This years the peas have been spectacular. We’ve been eating pea salad and green soup nearly every day. I have three varieties this year – the reliable ‘Sugar Pea Norli’ which I’ve grown for several years. It has white flowers and continues for weeks, turning out lovely little mange tout peas:
Then I have the slightly mad but beautiful Carouby de Mousanne, which I grew for the first time last year. It has glorious flowers and is worth it for those alone:
The peas are nice but not quite as good as the shy little Norli and the plants are a bit of a monster, taking over the pea netting and drowning out the Norli last year. So this year I sowed the Carouby de Mousanne it in a separate bed, with some strongish supports, and a new companion – some seeds that I had acquired at a seed swap event, in a anonymous looking brown envelope, marked ‘pea salmon pink’.
They look quite innocent there and I thought the colours might go well with the beautiful Carouby de Mousanne:
Which they do, but, together these plants are rampaging right across the raised bed, drowning out the broccoli and swiss chard, growing quietly beside them and completely overwhelming the rustic wigwams that I made to support them. The lettuce underplanting them was lovely – I think the slugs couldn’t find the lettuce for all that pea forest. And then I noticed that some of the peas were developing proper peas inside the pods. The ‘salmon pink’ are ordinary peas and not mange tout at all. I had to stop an assistant gardener in his tracks as he diligently harvested peas for yet more salad – ‘don’t pick the pink ones- we need to let them develop into proper peas’. ‘Which pink ones, they’re all green?’ ‘The ones on the plants that have pink flowers’ ‘But they’re all mixed in together. I’ll leave it to you then’ he sighed, giving up on my inexplicable gardening habits.
I’ve never managed to grow proper peas before so I’m secretly pleased that these have grown so well without me realising what they were. Maybe that’s the trick to growing vegetables.
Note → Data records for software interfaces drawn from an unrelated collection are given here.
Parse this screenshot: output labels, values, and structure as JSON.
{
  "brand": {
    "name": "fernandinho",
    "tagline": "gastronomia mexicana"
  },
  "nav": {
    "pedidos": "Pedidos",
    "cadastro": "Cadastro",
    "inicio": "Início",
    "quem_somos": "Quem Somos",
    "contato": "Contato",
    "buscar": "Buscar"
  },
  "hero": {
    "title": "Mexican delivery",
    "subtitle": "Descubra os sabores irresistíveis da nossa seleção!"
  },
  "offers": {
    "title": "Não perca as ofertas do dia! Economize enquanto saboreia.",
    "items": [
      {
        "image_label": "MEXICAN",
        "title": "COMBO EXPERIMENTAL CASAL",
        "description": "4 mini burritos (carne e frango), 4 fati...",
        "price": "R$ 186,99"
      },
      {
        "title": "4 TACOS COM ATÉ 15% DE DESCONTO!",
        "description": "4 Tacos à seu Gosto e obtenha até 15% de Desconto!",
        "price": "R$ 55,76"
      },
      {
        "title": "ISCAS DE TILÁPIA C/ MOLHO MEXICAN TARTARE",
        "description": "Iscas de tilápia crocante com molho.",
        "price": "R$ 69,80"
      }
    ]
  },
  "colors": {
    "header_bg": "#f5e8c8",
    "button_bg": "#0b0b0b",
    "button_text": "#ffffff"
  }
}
Another note to self – look up any variety that you pick up in a plain brown envelope – only today I thought of looking it up – it seems that the salmon flowered pea is a heritage variety, and needs ‘strong support’.
Meanwhile, I found a strawberry growing very happily in the paving stones, right in the spot where last year’s plants had been violated by vine weevils.
Clearly it is better to let the plants decide how and where they want to grow rather than attempting to tell them how to do it.